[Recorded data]
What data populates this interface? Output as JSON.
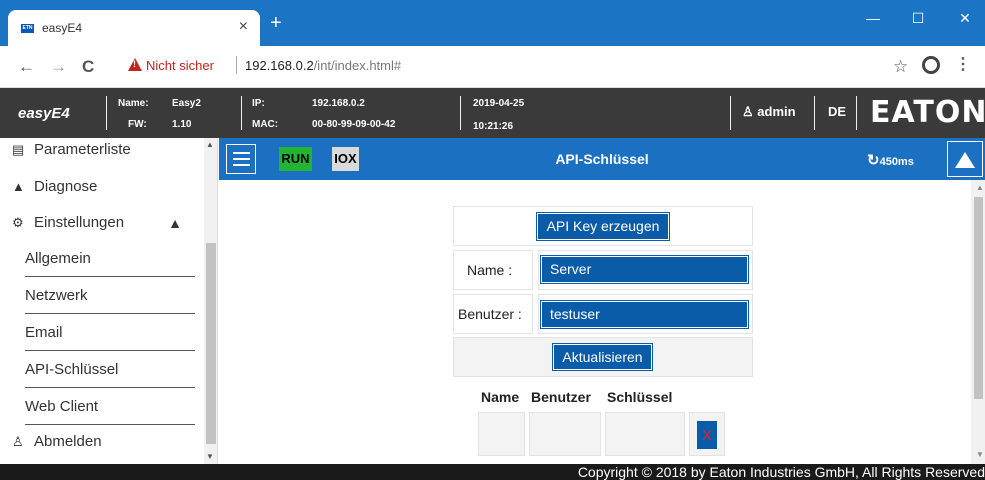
{
  "browser": {
    "tab_title": "easyE4",
    "favicon_text": "ETN",
    "tab_close": "×",
    "new_tab": "+",
    "window_controls": {
      "minimize": "—",
      "maximize": "☐",
      "close": "✕"
    },
    "nav": {
      "back": "←",
      "forward": "→",
      "reload": "C"
    },
    "security_label": "Nicht sicher",
    "url_host": "192.168.0.2",
    "url_path": "/int/index.html#",
    "bookmark": "☆",
    "menu": "⋮"
  },
  "header": {
    "brand": "easyE4",
    "name_label": "Name:",
    "name_value": "Easy2",
    "fw_label": "FW:",
    "fw_value": "1.10",
    "ip_label": "IP:",
    "ip_value": "192.168.0.2",
    "mac_label": "MAC:",
    "mac_value": "00-80-99-09-00-42",
    "date": "2019-04-25",
    "time": "10:21:26",
    "user_icon": "user-icon",
    "user": "admin",
    "language": "DE",
    "logo": "EATON"
  },
  "sidebar": {
    "items": [
      {
        "label": "Parameterliste",
        "icon": "list-icon"
      },
      {
        "label": "Diagnose",
        "icon": "warning-icon"
      },
      {
        "label": "Einstellungen",
        "icon": "gear-icon"
      },
      {
        "label": "Allgemein"
      },
      {
        "label": "Netzwerk"
      },
      {
        "label": "Email"
      },
      {
        "label": "API-Schlüssel"
      },
      {
        "label": "Web Client"
      },
      {
        "label": "Abmelden",
        "icon": "user-icon"
      }
    ]
  },
  "toolbar": {
    "run_label": "RUN",
    "iox_label": "IOX",
    "page_title": "API-Schlüssel",
    "cycle_time": "450ms",
    "run_color": "#21b533",
    "bar_color": "#1b70c1"
  },
  "form": {
    "generate_button": "API Key erzeugen",
    "name_label": "Name :",
    "name_value": "Server",
    "user_label": "Benutzer :",
    "user_value": "testuser",
    "update_button": "Aktualisieren"
  },
  "table": {
    "headers": [
      "Name",
      "Benutzer",
      "Schlüssel"
    ],
    "delete_label": "X"
  },
  "footer": {
    "copyright": "Copyright © 2018 by Eaton Industries GmbH, All Rights Reserved"
  }
}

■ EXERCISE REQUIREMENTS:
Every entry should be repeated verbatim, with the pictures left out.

■ ANSWER TO THE PROBLEM:
What data populates this interface? Output as JSON.
{
  "browser": {
    "tab_title": "easyE4",
    "favicon_text": "ETN",
    "tab_close": "×",
    "new_tab": "+",
    "window_controls": {
      "minimize": "—",
      "maximize": "☐",
      "close": "✕"
    },
    "nav": {
      "back": "←",
      "forward": "→",
      "reload": "C"
    },
    "security_label": "Nicht sicher",
    "url_host": "192.168.0.2",
    "url_path": "/int/index.html#",
    "bookmark": "☆",
    "menu": "⋮"
  },
  "header": {
    "brand": "easyE4",
    "name_label": "Name:",
    "name_value": "Easy2",
    "fw_label": "FW:",
    "fw_value": "1.10",
    "ip_label": "IP:",
    "ip_value": "192.168.0.2",
    "mac_label": "MAC:",
    "mac_value": "00-80-99-09-00-42",
    "date": "2019-04-25",
    "time": "10:21:26",
    "user_icon": "user-icon",
    "user": "admin",
    "language": "DE",
    "logo": "EATON"
  },
  "sidebar": {
    "items": [
      {
        "label": "Parameterliste",
        "icon": "list-icon"
      },
      {
        "label": "Diagnose",
        "icon": "warning-icon"
      },
      {
        "label": "Einstellungen",
        "icon": "gear-icon"
      },
      {
        "label": "Allgemein"
      },
      {
        "label": "Netzwerk"
      },
      {
        "label": "Email"
      },
      {
        "label": "API-Schlüssel"
      },
      {
        "label": "Web Client"
      },
      {
        "label": "Abmelden",
        "icon": "user-icon"
      }
    ]
  },
  "toolbar": {
    "run_label": "RUN",
    "iox_label": "IOX",
    "page_title": "API-Schlüssel",
    "cycle_time": "450ms",
    "run_color": "#21b533",
    "bar_color": "#1b70c1"
  },
  "form": {
    "generate_button": "API Key erzeugen",
    "name_label": "Name :",
    "name_value": "Server",
    "user_label": "Benutzer :",
    "user_value": "testuser",
    "update_button": "Aktualisieren"
  },
  "table": {
    "headers": [
      "Name",
      "Benutzer",
      "Schlüssel"
    ],
    "delete_label": "X"
  },
  "footer": {
    "copyright": "Copyright © 2018 by Eaton Industries GmbH, All Rights Reserved"
  }
}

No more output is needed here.